The story of P.T. Barnum in The Greatest Showman surprised me. This movie sort of snuck up on me, because all my attention last year was on The Last Jedi, and since this came out around the same time, I sort of missed the build-up for it. But after I heard about it from my brother, my girlfriend, and some of our friends, I thought it might be interesting to see.
I was blown away. The music was without a doubt the best part of the movie, but the story at its core, while not exactly true to P.T. Barnum’s life as we know it, is one that is encouraging and exciting. When Barnum’s aspirations put a wall between him and…well, everyone in his life, but especially his wife, he has a moment of realization.
This is his “Prodigal Son” moment. As the Prodigal Son lay in the mud with the pigs, even eating their slop, he realized he’d been a fool to not see what he’d had right in front of him before he went his own way. So many believers do that, seeking more from the world than what they think God can offer, only to realize that only He can bring the true contentment we seek. That’s what happened to Barnum, too. As his troupe gives him a pep talk, he realizes that all the stuff he’d been seeking after had only been blinding him to what was truly great about his life all along: his family.
In the penultimate song of the movie, “From Now On,” Barnum says “…those were someone else’s dreams, the pitfalls of the man I became.” Often, we become someone else when we search for happiness outside of the life God wants us to lead. We become unrecognizable to our family, our friends, even ourselves. When we return to Him, though, we can be fully restored to our relationship with Him and experience, again, the joy of His salvation.
Watch the scene where Barnum sings this song. He starts of in low tones, sad and regretful. But as he realizes where the root of his failure was, and what he needed to do to come back from it, watch him. As the first verse crescendos and leads into the chorus (“but when I stop and see you here, I remember who all this was for!”), Barnum’s mannerisms, his tone, and his expression all change.
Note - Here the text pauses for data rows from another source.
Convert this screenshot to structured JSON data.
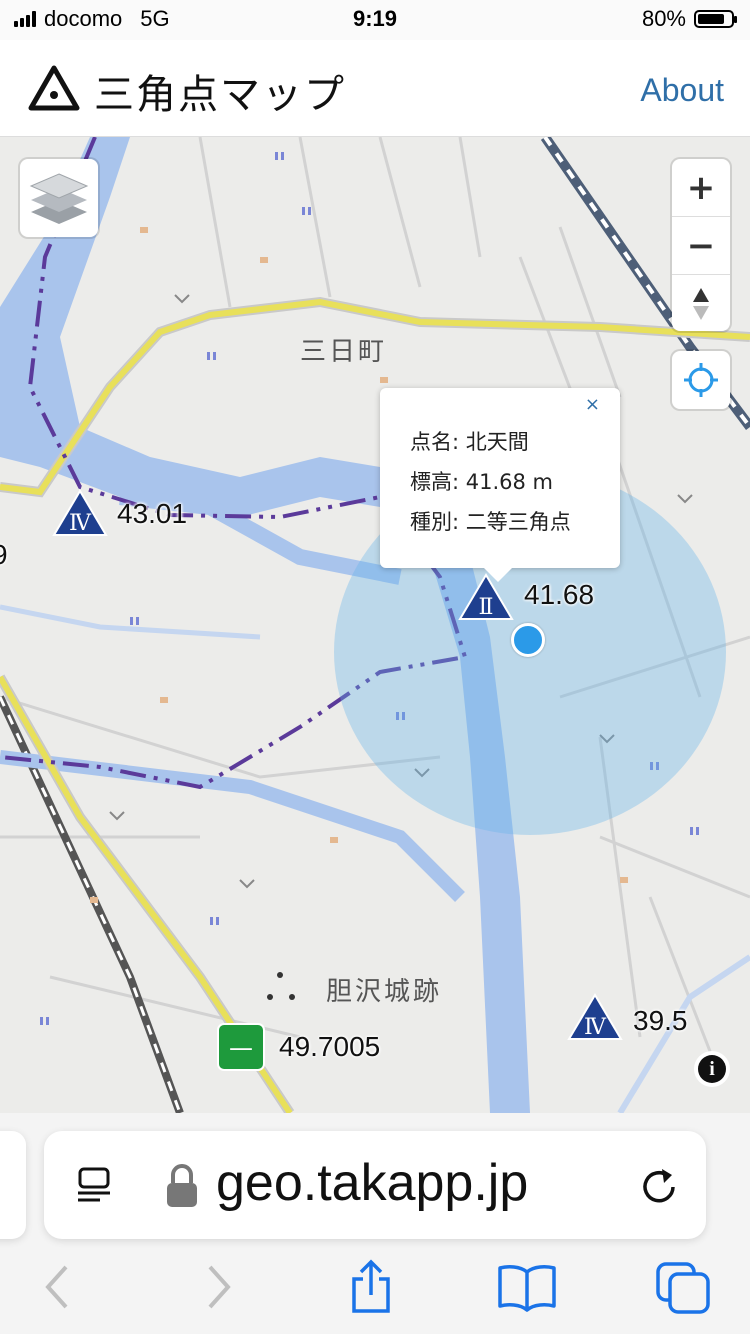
{
  "status_bar": {
    "carrier": "docomo",
    "network": "5G",
    "time": "9:19",
    "battery": "80%",
    "battery_level": 0.8
  },
  "header": {
    "app_title": "三角点マップ",
    "about_label": "About"
  },
  "map": {
    "place_labels": [
      "三日町",
      "胆沢城跡"
    ],
    "markers": [
      {
        "icon": "triangle-point-grade4-icon",
        "grade_glyph": "Ⅳ",
        "elevation": "43.01"
      },
      {
        "icon": "triangle-point-grade2-icon",
        "grade_glyph": "Ⅱ",
        "elevation": "41.68"
      },
      {
        "icon": "triangle-point-grade4-icon",
        "grade_glyph": "Ⅳ",
        "elevation": "39.5"
      },
      {
        "icon": "triangle-point-grade1-icon",
        "grade_glyph": "—",
        "elevation": "49.7005"
      }
    ],
    "edge_label": "9",
    "popup": {
      "close": "×",
      "name_row": "点名: 北天間",
      "elevation_row": "標高: 41.68 m",
      "type_row": "種別: 二等三角点"
    },
    "controls": {
      "zoom_in": "+",
      "zoom_out": "−"
    },
    "colors": {
      "marker_blue": "#1e3f8f",
      "marker_green": "#1e9a3c",
      "river": "#a9c4ec",
      "road_yellow": "#e8e05a",
      "boundary_purple": "#5b3a9a",
      "location_blue": "#2b9ae8"
    }
  },
  "browser": {
    "url": "geo.takapp.jp",
    "icons": [
      "page-menu-icon",
      "lock-icon",
      "reload-icon",
      "back-icon",
      "forward-icon",
      "share-icon",
      "bookmarks-icon",
      "tabs-icon"
    ]
  }
}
He exhibits excitement, hope, and joy. He begins dancing around the room, enjoying the company of those he had previously shunned. And then as he sprints out the door to reconcile with his life, he is practically beaming.
This is the same experience a lost person has when he is saved, or even a believer, already saved, who has wandered from the faith and finally comes to his senses and is restored to his relationship with Christ. It’s a feeling of explosive joy that might just bubble up out of your chest. It’s a feeling that should make us want to sing along with Barnum, “Let this promise in me start, like an anthem in my heart!” It should make us want to never turn away from God again.
So these two movies, released so closely together, may be very different from each other, but at their core, they have a very similar message: redemption is possible. Neither of these movies were explicitly Christian. But the beauty of it is that the theme holds true. A piece of fiction doesn’t have to be explicitly Christian to honor God. But whatever we write, whether it prominently features Christianity, God, and biblical themes, or whether it is only implicitly Christian, with encouraging and uplifting themes that still ring true to the Gospel without ever mentioning God, if we do it for His honor and glory, He can use it to uplift and encourage fellow believers, and maybe even draw the lost to Him. Our writing has a purpose. We should be faithful to it.